#### SOURCE MATERIAL
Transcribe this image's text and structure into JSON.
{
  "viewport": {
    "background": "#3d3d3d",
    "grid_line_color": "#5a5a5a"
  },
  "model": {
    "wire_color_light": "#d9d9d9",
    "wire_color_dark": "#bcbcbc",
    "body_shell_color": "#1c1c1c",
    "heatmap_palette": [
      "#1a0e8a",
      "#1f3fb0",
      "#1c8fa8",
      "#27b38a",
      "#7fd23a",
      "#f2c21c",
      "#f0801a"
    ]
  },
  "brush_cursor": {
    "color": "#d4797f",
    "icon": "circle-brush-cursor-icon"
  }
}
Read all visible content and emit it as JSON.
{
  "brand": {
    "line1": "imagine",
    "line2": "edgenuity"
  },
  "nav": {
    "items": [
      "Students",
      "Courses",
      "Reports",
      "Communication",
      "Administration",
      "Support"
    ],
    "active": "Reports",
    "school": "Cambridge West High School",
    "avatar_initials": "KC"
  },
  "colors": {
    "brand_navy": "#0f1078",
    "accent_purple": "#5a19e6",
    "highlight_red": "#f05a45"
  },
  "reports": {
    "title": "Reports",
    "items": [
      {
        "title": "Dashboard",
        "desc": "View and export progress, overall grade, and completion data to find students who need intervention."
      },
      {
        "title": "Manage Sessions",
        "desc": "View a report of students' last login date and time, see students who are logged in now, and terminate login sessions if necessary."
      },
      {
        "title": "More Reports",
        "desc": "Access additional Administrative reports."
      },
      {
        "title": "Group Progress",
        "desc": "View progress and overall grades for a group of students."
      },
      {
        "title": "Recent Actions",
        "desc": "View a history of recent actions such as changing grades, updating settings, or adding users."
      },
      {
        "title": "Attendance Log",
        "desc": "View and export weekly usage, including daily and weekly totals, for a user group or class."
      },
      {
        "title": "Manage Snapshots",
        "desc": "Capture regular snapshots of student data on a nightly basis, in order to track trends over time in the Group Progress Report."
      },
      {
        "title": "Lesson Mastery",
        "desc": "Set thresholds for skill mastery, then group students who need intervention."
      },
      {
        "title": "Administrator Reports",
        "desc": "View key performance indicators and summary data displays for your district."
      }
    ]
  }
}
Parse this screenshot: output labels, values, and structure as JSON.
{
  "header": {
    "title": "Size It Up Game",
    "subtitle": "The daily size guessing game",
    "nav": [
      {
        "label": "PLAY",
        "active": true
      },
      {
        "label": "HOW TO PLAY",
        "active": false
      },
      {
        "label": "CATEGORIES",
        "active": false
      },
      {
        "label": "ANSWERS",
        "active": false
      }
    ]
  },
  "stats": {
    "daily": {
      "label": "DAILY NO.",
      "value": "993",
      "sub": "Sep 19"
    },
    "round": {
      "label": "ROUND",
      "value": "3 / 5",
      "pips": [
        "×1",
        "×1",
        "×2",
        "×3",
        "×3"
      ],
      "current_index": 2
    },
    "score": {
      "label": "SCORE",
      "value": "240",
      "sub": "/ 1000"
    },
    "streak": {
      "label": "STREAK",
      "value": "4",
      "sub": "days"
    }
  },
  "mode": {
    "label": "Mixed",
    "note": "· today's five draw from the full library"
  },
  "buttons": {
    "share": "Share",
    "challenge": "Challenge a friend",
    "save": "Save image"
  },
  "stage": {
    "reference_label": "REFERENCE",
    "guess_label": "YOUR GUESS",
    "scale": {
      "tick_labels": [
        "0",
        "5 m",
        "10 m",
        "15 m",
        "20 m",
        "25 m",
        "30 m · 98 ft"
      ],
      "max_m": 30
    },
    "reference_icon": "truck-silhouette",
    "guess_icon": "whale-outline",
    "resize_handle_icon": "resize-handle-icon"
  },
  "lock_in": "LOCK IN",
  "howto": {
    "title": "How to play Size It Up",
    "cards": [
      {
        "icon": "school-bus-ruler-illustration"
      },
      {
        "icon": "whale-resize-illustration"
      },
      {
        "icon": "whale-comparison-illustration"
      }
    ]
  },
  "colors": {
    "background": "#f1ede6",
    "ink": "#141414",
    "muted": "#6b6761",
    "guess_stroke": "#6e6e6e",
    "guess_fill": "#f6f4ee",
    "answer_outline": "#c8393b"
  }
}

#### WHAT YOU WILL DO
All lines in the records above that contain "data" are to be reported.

#### RESPONSE BELOW
        "desc": "View and export progress, overall grade, and completion data to find students who need intervention."
        "desc": "Capture regular snapshots of student data on a nightly basis, in order to track trends over time in the Group Progress Report."
        "desc": "View key performance indicators and summary data displays for your district."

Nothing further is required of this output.